There was a 15 year span in my adult life during which I did not shave my legs. Ever.
I had spent the previous seven or so years of my life shaving my adolescent legs, because “we have to.” I hated every wasted minute, every painful red rash bump, every time the stupid guy who sat in front of me in history class would reach back and caress my shin and say either, “Ooo, smooth, who are you trying to seduce?” or “Oh, stubble, time to shave!” In the way the a lot of teenage girls do not question cultural assumptions or the asinine way that people communicate them, I would inevitably feel alternately whorish or ugly. And I continued to scrape the sharp metal against my skin.
Until I moved to Oregon in my early twenties.
Now, I know, there is electrolysis, hair removing cream, waxing, and a myriad of other methods. BUT WHY? Why do we continue to adhere to the purely vain idea that women must spend time, money and energy regressing to a prepubescent body by removing the natural covering of half their bodies?

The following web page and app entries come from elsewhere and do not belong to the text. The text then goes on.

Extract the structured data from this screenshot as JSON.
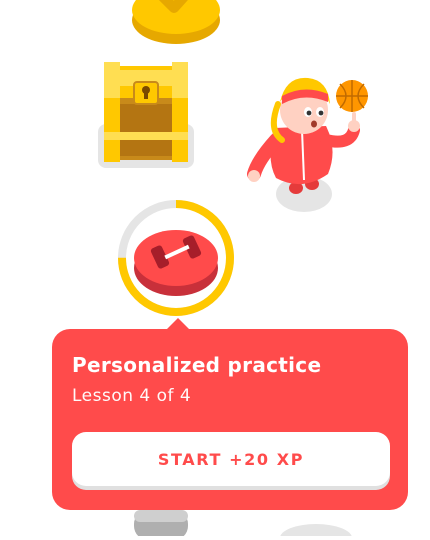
{
  "popup": {
    "title": "Personalized practice",
    "subtitle": "Lesson 4 of 4",
    "start_button_label": "START +20 XP"
  },
  "lesson_node": {
    "icon": "dumbbell-icon",
    "progress_fraction": 0.75
  },
  "icons": {
    "completed_node": "checkmark-icon",
    "chest": "treasure-chest-icon",
    "character": "character-with-basketball"
  },
  "colors": {
    "accent_red": "#ff4b4b",
    "gold": "#ffc800",
    "ring_track": "#e5e5e5",
    "white": "#ffffff"
  }
}
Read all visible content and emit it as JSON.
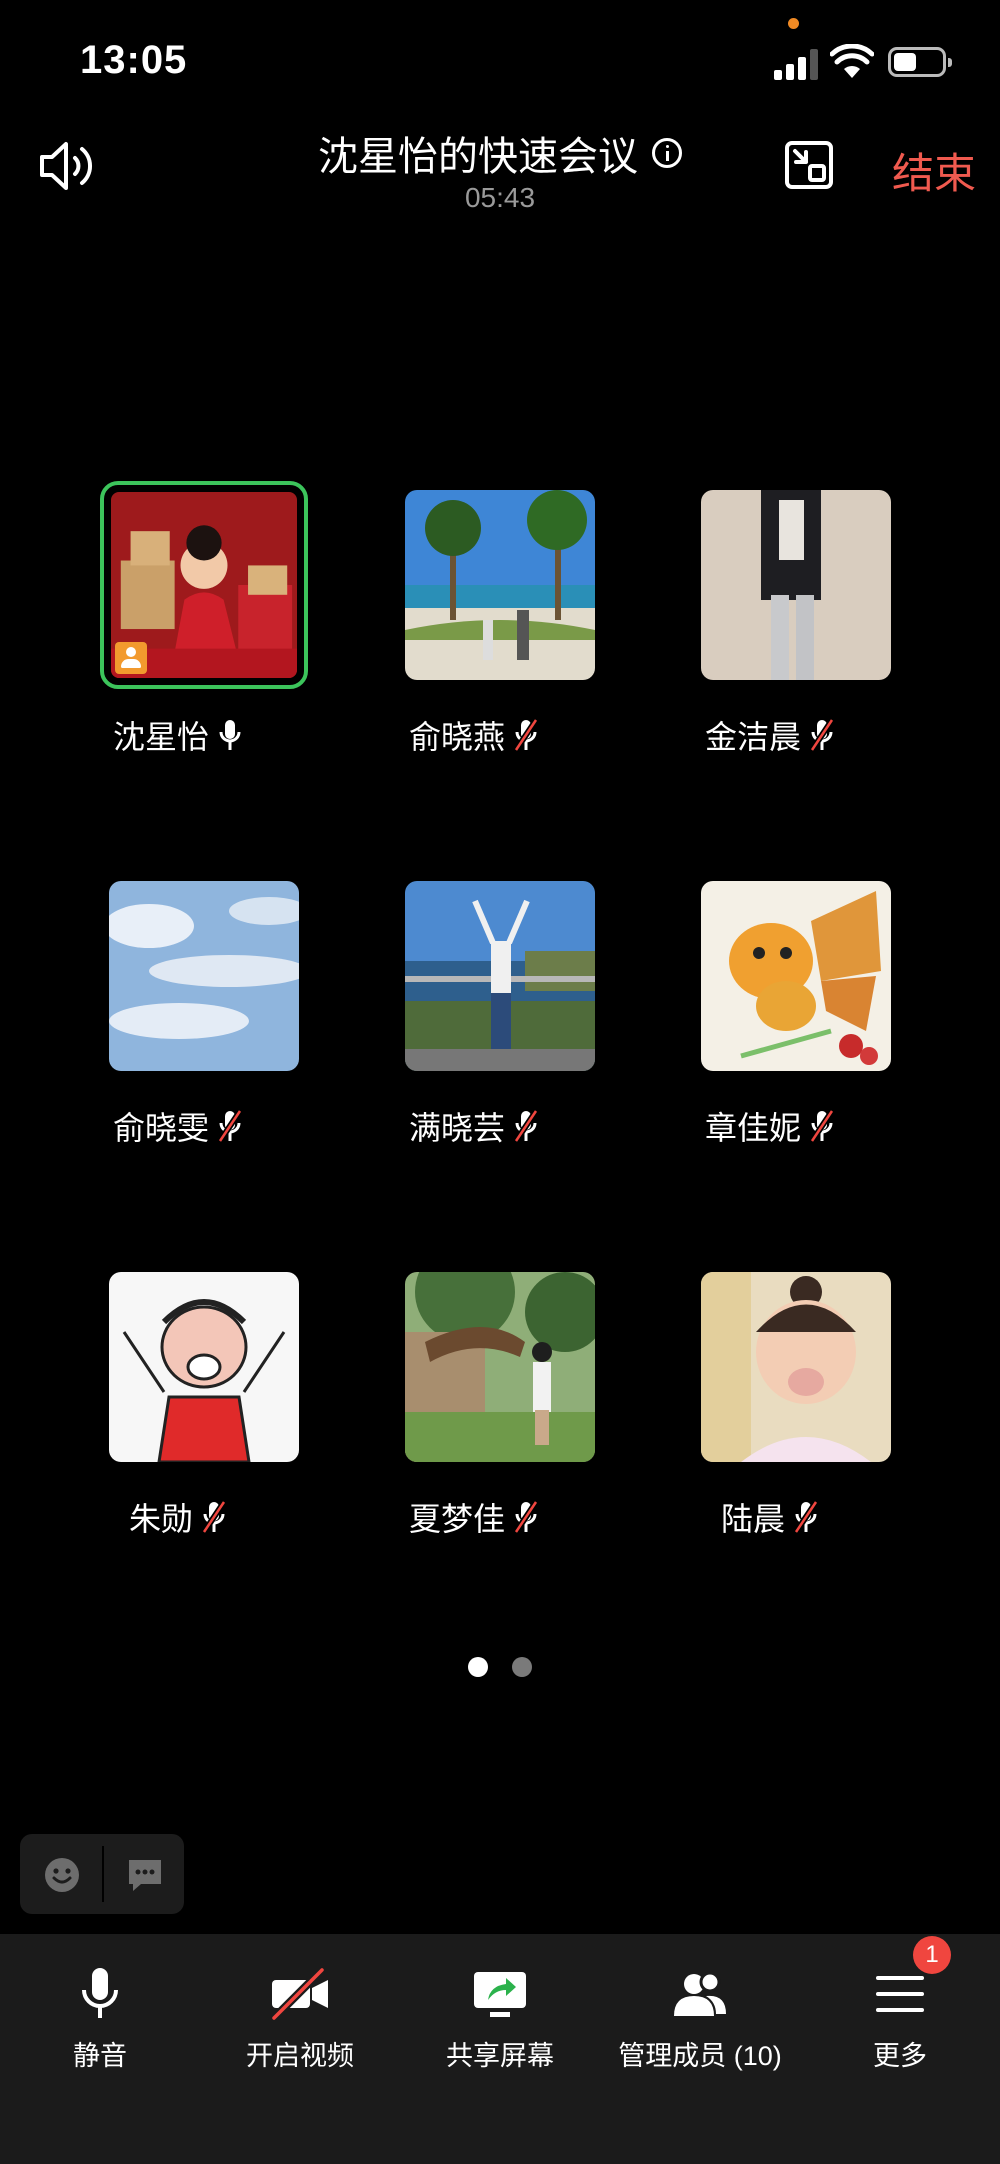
{
  "status_bar": {
    "time": "13:05"
  },
  "header": {
    "title": "沈星怡的快速会议",
    "timer": "05:43",
    "end_label": "结束"
  },
  "participants": [
    {
      "name": "沈星怡",
      "mic": "on",
      "active_speaker": true,
      "host": true
    },
    {
      "name": "俞晓燕",
      "mic": "muted"
    },
    {
      "name": "金洁晨",
      "mic": "muted"
    },
    {
      "name": "俞晓雯",
      "mic": "muted"
    },
    {
      "name": "满晓芸",
      "mic": "muted"
    },
    {
      "name": "章佳妮",
      "mic": "muted"
    },
    {
      "name": "朱勋",
      "mic": "muted"
    },
    {
      "name": "夏梦佳",
      "mic": "muted"
    },
    {
      "name": "陆晨",
      "mic": "muted"
    }
  ],
  "pagination": {
    "current_page": 1,
    "total_pages": 2
  },
  "toolbar": {
    "mute_label": "静音",
    "video_label": "开启视频",
    "share_label": "共享屏幕",
    "members_label": "管理成员 (10)",
    "more_label": "更多",
    "more_badge": "1"
  },
  "colors": {
    "background": "#000000",
    "end_button": "#f05a4f",
    "active_speaker_border": "#3cc45b",
    "host_badge": "#f29a2e",
    "share_icon_arrow": "#2bb24c",
    "notification_badge": "#f0463f",
    "toolbar_bg": "#1b1b1b"
  }
}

Well I wasn’t going to do it anymore.
For those of you who have not had the singular experience of living in an area inhabited by a significant population of freaks, you will not understand the ease with which this decision is made. You can walk down the street in shorts, leg hair flapping in the breeze (and to impress you further, my skin is quite pale and my body hair, minus the grey on my head, is quite dark), and no one will bat an eye. When you are surrounded by folks with their entire faces tattooed, by young people, white and black, with their hair in long scroungy dreads, by piercings and earhole-widening plugs and green spiked hair, the most likely reaction to a woman whose sole foray out of the norm is her hairy legs will be, “Geez, why are you such a square?!”
Thus, 15 blissful years.
Granted, it took me a while to overcome my cultural training and stop being repulsed by the sight of my own bare legs. It helped that I saw others similar to me. I always wanted to high five these women, thank them for being a weirdo like me, but I thought it might progress the cause further if I just acted cool, as though saying “What’s the big deal?” might make it so for the rest of the world.
I also had, about five years into this experiment, what might be considered a healing dream of sorts: I was sitting in a circle of men, all of us in shorts, our legs casually stretched out toward the middle of the circle so that when you looked down you couldn’t tell us apart. It fit so satisfyingly into my gender ideal, which is that each person be seen for who they are as an individual and not be immediately put into a box based on the type of genitals they (presumably) possessed.
It was a habit that would be called into question when I met the man who is now my husband.
He is far too kind and understanding to have demanded or even suggested that I shave. But I knew. I could tell by those subtle clues that one must use with those selflessly thoughtful people to find out what they really think. So I began to shave occasionally, usually just up to my knees. Heck, I supposed that in doing so I was meeting him halfway. Seemed fair.
And now? Well, dear readers, I am currently living in the South. The days of freakdom have (temporarily?) come to a close and I suspect that a stroll down the avenue with gorilla limbs would not be well received.
But I still hate it. My poor gams are stinging as we speak. I wonder if they might be willing to walk all the way back to the Land of the Weird and reclaim their right to be shaggy.